Axis Defeat at Stalingrad and German Declaration of “Total War”

Paulus surrendering German Sixth Army, January 31, 1943 German POWs at Stalingrad, February 1943

Left: Prisoners of war Field Marshal Friedrich Paulus and two staff mem­bers meet at the head­quarters of Soviet 64th Army Chief, Lt. Gen. Vasily Chui­kov, Janu­ary 31, 1943. Ironically, Chui­kov was in Berlin in April and May 1945, where he was the first Allied officer to hear of Adolf Hitler’s April 30th suicide. He accepted the surrender of Berlin’s garrison from Gen. Helmuth Weidling on May 2.

Right: German troops as prisoners of war, 1943. In the back­ground is the heavily fought-over Stalin­grad grain ele­vator. Out of the nearly 110,000 Ger­man pri­soners cap­tured in Stalin­grad, only about 6,000 ever returned. Already weakened by dis­ease, star­va­tion and lack of medi­cal care during the en­circle­ment, they were sent on bru­tal marches (75,000 survi­vors died within 3 months of cap­ture) to pri­soner camps and later to labor camps all over the Soviet Union. Some 35,000 were even­tually sent on trans­ports, of which 17,000 did not sur­vive. Most died of wounds, dis­ease (particularly typhus), cold, over­work, mis­treat­ment, and malnutrition.

Joseph Goebbels, Berlin Sportpalast, February 18, 1943 Berlin Sportpalast, 1910

Left: As the tide of war seemed to turn against Germany and its Axis allies following Stalin­grad, Joseph Goeb­bels felt com­pelled to steel the Ger­man people for coming hard­ships. At a rally on Febru­ary 18, 1943, at the Berlin Sport­palast, the nattily attired propa­ganda minis­ter addressed a large, care­fully selected audi­ence of Nazi true believers, among them sol­diers (some wounded), doc­tors and nurses, scien­tists, teachers, and blue-collar muni­tions workers.

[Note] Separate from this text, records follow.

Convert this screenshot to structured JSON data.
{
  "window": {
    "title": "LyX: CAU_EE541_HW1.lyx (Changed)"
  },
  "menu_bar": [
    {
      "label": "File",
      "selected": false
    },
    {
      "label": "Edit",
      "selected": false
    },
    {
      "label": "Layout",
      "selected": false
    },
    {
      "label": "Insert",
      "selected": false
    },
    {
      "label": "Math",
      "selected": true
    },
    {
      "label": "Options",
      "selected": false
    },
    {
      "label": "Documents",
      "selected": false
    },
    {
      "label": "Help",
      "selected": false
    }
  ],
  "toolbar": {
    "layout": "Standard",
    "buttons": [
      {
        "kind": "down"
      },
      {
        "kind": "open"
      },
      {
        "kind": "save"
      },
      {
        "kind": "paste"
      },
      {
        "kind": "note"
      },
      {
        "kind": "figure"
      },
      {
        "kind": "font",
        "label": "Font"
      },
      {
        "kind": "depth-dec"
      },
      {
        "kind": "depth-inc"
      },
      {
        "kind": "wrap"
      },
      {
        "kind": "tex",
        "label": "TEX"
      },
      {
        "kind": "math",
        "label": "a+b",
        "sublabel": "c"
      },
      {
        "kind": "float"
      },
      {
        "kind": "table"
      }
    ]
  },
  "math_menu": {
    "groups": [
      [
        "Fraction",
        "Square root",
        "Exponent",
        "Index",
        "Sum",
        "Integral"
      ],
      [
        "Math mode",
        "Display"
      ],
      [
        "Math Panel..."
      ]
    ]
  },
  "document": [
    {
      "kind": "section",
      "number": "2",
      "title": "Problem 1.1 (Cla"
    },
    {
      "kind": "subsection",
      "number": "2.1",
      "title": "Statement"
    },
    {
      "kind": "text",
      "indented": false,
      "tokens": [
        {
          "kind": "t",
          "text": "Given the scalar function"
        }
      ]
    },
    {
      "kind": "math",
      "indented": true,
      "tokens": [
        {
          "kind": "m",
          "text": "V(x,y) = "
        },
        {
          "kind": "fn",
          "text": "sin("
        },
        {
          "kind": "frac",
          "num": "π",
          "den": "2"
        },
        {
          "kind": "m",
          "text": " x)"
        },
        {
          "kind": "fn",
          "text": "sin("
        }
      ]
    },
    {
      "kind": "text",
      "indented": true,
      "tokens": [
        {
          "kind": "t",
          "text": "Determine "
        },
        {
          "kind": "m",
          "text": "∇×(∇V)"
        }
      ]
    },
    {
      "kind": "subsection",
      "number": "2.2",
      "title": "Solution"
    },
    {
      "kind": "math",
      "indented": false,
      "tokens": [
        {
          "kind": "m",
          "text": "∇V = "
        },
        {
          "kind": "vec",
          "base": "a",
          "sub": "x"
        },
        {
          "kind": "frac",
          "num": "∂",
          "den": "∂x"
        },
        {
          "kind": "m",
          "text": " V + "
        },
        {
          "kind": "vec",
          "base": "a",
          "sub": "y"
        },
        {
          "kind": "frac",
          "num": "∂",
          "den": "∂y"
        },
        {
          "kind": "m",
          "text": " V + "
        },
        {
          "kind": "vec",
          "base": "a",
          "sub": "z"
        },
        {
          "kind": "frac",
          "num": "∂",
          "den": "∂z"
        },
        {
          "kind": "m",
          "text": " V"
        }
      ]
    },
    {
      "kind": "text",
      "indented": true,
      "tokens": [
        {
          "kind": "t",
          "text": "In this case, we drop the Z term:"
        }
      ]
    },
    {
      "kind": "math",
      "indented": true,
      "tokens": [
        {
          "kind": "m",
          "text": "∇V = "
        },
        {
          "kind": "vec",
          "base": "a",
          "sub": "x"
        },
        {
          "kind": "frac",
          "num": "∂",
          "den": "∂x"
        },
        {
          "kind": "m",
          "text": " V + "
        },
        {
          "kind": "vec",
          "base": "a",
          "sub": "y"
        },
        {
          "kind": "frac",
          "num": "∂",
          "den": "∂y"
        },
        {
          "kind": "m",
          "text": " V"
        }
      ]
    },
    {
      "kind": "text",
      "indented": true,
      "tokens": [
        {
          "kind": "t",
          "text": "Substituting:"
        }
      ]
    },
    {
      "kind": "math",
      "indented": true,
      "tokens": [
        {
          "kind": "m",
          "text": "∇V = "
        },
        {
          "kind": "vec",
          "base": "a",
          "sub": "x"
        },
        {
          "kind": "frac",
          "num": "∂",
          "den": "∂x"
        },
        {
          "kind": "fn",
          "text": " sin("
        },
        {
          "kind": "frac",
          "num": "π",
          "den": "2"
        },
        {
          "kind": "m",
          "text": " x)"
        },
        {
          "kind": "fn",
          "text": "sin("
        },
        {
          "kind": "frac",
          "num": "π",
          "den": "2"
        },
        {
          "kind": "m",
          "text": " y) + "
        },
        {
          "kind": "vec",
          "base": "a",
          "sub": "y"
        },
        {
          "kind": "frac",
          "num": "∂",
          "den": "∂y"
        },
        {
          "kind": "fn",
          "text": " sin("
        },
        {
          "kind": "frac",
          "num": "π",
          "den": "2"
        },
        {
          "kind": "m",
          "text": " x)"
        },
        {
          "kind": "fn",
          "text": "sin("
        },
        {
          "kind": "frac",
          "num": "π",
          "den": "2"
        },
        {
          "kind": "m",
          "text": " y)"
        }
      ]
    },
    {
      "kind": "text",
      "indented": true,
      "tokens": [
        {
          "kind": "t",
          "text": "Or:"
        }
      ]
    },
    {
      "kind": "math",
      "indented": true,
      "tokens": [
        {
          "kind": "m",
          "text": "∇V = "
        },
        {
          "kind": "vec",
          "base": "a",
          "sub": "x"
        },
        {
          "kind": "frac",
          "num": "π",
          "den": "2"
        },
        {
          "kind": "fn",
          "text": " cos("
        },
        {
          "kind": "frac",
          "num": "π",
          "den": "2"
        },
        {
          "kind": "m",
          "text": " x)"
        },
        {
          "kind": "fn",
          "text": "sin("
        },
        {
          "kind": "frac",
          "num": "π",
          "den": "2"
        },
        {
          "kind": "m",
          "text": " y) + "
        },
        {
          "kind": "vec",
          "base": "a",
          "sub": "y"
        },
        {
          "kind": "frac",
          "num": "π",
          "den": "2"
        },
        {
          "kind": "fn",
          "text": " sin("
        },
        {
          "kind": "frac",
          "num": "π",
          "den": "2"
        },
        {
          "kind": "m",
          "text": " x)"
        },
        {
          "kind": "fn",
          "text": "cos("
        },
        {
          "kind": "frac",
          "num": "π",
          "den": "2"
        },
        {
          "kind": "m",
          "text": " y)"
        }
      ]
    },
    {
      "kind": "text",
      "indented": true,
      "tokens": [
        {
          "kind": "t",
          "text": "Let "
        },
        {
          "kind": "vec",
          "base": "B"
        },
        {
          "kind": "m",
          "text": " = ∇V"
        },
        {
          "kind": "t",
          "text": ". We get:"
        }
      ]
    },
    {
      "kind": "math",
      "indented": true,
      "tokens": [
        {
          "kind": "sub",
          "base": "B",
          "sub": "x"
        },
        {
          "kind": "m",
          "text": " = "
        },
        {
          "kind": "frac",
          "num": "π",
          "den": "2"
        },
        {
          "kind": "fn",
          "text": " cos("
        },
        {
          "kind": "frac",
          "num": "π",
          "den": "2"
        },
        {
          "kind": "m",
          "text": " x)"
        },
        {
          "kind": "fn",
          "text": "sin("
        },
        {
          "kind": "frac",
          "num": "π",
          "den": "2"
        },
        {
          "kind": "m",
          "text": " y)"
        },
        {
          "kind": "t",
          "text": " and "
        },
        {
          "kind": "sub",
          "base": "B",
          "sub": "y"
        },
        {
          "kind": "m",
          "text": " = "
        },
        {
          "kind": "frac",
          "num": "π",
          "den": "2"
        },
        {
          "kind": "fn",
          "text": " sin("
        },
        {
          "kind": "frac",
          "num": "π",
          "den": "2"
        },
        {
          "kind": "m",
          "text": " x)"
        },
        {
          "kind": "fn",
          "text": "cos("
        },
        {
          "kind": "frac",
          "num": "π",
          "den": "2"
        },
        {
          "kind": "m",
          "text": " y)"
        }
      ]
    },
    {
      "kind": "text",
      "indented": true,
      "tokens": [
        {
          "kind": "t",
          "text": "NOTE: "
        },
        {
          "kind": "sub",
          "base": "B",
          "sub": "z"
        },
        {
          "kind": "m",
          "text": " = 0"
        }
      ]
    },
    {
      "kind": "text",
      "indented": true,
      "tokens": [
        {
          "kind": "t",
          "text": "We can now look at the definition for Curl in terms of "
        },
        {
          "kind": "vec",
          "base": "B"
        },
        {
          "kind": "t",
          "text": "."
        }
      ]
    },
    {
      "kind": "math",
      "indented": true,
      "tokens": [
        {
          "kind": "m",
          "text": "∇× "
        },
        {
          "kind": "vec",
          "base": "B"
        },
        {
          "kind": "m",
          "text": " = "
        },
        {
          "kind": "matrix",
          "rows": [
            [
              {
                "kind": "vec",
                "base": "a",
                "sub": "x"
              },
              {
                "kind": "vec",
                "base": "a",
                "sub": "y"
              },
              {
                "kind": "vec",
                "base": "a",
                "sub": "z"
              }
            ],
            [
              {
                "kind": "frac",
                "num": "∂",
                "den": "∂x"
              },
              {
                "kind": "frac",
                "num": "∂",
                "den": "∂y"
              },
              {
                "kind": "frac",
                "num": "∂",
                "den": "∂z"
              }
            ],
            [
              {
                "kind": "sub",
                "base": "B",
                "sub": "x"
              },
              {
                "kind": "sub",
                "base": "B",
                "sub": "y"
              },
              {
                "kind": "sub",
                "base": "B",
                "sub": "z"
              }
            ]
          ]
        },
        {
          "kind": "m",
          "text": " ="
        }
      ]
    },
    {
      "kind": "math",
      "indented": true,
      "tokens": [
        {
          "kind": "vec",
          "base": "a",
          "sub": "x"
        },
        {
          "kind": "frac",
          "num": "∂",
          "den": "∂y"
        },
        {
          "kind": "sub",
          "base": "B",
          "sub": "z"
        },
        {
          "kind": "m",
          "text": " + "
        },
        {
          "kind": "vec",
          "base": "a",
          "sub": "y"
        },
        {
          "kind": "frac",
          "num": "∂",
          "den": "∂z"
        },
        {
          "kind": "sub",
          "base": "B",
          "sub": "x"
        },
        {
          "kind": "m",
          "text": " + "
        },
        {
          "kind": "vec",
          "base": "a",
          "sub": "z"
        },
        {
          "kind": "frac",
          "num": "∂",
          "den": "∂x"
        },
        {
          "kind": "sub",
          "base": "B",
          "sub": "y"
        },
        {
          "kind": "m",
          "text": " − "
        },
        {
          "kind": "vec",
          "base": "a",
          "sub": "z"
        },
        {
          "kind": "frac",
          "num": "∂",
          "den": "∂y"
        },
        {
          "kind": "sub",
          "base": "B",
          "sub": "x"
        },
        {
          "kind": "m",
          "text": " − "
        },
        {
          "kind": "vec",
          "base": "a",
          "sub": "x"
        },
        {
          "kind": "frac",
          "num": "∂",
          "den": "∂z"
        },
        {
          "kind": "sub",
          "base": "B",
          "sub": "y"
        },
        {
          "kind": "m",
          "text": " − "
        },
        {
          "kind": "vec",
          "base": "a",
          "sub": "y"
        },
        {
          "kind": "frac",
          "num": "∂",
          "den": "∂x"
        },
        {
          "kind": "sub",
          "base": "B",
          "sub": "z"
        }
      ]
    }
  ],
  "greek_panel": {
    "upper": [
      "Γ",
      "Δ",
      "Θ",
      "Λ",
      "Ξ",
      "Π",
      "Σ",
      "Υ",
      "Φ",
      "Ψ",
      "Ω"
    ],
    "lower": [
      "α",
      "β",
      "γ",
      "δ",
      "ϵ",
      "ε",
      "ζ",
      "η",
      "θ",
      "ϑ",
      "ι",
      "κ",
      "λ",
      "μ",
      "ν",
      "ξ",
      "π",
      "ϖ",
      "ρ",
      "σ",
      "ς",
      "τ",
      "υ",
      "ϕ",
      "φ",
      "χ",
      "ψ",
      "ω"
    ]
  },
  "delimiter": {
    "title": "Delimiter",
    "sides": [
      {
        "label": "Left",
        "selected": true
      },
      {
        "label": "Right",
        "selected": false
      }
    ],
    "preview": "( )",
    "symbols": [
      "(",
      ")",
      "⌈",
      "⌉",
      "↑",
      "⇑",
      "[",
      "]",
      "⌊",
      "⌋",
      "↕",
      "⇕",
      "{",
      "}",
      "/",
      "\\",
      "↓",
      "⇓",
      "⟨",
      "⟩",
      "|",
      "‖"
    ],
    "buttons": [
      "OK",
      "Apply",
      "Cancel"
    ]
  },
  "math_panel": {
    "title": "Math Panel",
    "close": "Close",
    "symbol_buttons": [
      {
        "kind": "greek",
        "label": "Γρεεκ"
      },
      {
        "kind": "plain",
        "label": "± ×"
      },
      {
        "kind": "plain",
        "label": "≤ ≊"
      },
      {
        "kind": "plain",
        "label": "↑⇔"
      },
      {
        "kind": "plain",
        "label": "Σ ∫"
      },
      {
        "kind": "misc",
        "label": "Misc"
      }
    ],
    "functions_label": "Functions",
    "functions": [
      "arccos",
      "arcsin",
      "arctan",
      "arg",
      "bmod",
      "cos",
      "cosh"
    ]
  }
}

Behind him and over­head was a huge ban­ner in block letters: “Totaler Krieg—Kürzester Krieg” (“Total War—Shortest War”). He asked his audi­ence, including those listening by radio, “Do you want total war? If neces­sary, do you want a war more total and radi­cal than any­thing that we can even ima­gine today?” The crowd shouted its assent. “Are you deter­mined to follow the Fuehrer through thick and thin to vic­tory and are you willing to accept the heaviest per­sonal bur­dens?” The crowd roared, “Fuehrer com­mand, we follow!” After the speech, Goeb­bels told Minis­ter of Arma­ments and War Pro­duc­tion Albert Speer that it was the best-trained audience one could find in Germany.

Right: This 1910 postcard depicts the newly opened Sport­palast in the Berlin suburb of Schoene­berg. During the 1930s and 1940s, the Nazis used the vast in­door arena as their poli­tical grand­stand—“unsere Tribuene” as Goeb­bels called it—pre­venting its use for practi­cally any­thing else. Hitler spoke there on the ninth anni­ver­sary of his coming to power (Janu­ary 30, 1933), and Goeb­bels rallied the Ger­man Volk to “Total War” (totaler Krieg) on Febru­ary 18, 1943. On the eleventh anni­ver­sary of the Nazis’ seizing power, Janu­ary 30, 1944, the Allies bombed the building. Ever-resilient Ber­liners used the roof­less facil­ity for an ice-skating rink the following win­ter. After the war the building underwent restoration, only to be razed in 1973.

Newsreel Footage of the Final Days of the Battle of Stalingrad